Insects & Other Pests ›
Clover mites are more often an annoyance in northern states, but have been noted as a pest in different parts of North Carolina during certain years. If populations build to large numbers, they may invade homes, overrun floors and furniture and create great worry among homeowners. Homeowners often first notice them as tiny moving red dots on sidewalks or foundations. Severe infestations may cause tiny stippling in turf leaves that could slightly reduce the intensity of green color, however, damage is not severe enough to justify treatment on turf under normal circumstances. They do not bite people, transmit diseases or feed on furniture or pantry items. There is an old, suspect, isolated report of skin irritation from Argentina from children scratching at the mites. When crushed, however, they may leave a tiny red stain. Other common names for this mite are Ivy red spider mite and Bryobia mite.
Caulking and weatherstripping may help create a physical barrier around windows, doors and cracks. Buildings with grass growing up to the foundation often have more mites entering. Do not over-fertilize turf.
If clover mites become a problem or are a routine problem, the lower three feet of foundation or outside wall may be sprayed with with a pesticide containing cyfluthrin or fluvalinate. Treat around any entry points. The surrounded lawn may also be sprayed six to ten feet from the building. Two or three sprays may be needed at two-week or three-week intervals. Malathion may be used, however, there have been reports in Poland of resistance by this mite to organophosphates.

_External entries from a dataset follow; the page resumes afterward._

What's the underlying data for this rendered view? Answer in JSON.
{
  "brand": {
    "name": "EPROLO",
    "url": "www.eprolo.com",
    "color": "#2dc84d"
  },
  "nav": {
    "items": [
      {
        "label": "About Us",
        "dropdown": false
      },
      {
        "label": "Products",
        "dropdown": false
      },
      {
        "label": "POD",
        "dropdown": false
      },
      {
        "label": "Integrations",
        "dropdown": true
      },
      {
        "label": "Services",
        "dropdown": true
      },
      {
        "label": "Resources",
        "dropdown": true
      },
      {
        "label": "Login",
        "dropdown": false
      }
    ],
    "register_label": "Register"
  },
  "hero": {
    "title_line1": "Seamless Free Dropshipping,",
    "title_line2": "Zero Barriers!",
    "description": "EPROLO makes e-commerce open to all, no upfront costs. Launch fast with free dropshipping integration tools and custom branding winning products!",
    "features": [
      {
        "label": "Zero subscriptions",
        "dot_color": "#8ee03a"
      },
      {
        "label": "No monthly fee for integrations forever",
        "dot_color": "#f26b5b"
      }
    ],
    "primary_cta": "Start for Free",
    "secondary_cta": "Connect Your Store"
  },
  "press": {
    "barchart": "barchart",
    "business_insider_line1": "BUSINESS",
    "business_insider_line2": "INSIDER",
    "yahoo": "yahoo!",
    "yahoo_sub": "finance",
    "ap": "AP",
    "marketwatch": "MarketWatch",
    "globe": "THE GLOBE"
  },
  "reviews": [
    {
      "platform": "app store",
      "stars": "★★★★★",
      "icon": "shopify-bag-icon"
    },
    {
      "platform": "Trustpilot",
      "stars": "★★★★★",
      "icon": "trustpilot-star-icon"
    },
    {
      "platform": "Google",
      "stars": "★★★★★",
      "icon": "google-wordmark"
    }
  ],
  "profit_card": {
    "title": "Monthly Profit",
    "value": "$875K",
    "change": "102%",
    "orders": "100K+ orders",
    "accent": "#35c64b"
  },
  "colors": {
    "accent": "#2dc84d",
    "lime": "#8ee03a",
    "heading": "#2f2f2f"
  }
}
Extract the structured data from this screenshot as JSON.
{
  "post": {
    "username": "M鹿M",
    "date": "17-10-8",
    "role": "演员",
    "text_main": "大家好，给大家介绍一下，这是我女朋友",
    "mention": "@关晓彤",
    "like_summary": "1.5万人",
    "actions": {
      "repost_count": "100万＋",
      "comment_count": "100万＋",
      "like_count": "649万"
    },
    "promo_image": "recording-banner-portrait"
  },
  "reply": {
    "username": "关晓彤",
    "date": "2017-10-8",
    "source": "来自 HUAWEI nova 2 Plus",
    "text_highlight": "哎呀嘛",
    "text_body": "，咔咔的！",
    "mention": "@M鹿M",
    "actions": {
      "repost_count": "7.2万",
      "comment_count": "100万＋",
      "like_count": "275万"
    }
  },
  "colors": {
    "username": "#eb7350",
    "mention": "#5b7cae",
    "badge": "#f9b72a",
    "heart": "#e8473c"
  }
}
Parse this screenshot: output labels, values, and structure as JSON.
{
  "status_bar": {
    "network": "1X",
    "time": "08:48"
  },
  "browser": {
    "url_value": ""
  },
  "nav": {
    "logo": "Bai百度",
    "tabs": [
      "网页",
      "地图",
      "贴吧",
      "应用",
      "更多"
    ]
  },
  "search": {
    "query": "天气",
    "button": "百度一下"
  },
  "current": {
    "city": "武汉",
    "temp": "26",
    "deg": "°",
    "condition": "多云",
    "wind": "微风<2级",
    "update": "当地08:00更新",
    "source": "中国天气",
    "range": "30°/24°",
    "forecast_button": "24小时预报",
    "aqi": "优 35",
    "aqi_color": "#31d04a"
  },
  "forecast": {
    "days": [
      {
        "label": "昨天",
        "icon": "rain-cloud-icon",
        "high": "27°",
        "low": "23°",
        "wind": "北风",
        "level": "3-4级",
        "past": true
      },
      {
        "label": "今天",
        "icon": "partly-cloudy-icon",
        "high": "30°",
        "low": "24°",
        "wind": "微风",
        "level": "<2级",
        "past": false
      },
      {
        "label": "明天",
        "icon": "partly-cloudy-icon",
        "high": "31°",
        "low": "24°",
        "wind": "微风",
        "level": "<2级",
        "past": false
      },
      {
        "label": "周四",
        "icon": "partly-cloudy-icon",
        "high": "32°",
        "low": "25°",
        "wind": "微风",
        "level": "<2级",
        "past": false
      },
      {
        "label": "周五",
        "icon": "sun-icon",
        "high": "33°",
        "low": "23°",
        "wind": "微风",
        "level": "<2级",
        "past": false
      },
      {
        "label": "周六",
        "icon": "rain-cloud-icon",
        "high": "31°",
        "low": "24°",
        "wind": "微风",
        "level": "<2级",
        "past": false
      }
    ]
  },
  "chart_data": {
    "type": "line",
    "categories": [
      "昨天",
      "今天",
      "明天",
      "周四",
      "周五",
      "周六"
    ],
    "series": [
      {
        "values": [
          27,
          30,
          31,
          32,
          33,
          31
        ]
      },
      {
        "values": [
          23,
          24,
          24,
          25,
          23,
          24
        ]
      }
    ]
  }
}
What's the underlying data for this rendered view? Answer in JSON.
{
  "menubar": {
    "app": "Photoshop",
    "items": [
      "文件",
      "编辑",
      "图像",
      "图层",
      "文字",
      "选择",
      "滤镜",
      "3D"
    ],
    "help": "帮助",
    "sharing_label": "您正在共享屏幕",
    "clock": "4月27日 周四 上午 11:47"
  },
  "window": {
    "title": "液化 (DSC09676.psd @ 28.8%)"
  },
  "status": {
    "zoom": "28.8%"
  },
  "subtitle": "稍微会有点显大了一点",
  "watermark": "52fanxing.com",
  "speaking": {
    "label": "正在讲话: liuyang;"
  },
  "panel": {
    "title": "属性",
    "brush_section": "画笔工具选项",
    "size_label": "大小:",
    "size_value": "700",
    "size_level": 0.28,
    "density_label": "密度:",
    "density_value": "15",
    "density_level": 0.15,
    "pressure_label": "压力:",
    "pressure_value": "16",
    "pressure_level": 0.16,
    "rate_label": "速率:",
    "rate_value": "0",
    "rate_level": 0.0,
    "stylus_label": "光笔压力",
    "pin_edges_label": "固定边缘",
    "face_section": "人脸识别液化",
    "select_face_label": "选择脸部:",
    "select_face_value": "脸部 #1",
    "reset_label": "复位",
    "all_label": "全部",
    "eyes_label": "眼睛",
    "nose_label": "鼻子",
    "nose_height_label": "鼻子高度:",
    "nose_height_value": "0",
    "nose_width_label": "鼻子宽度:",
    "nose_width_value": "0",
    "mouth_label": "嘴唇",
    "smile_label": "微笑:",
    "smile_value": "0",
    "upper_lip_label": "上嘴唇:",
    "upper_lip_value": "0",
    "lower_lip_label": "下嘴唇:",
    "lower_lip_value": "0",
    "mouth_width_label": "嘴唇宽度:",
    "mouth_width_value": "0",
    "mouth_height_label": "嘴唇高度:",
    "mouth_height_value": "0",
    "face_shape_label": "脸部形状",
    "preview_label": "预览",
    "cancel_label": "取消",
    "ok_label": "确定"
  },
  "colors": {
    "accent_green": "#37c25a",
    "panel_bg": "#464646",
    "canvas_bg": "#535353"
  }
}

After mites have entered a building they will not survive for long. Generally, it would be better to confine any chemicals to the outside perimeter of the building or threshold and rely on frequent vacuuming and patience, rather than using household insecticides.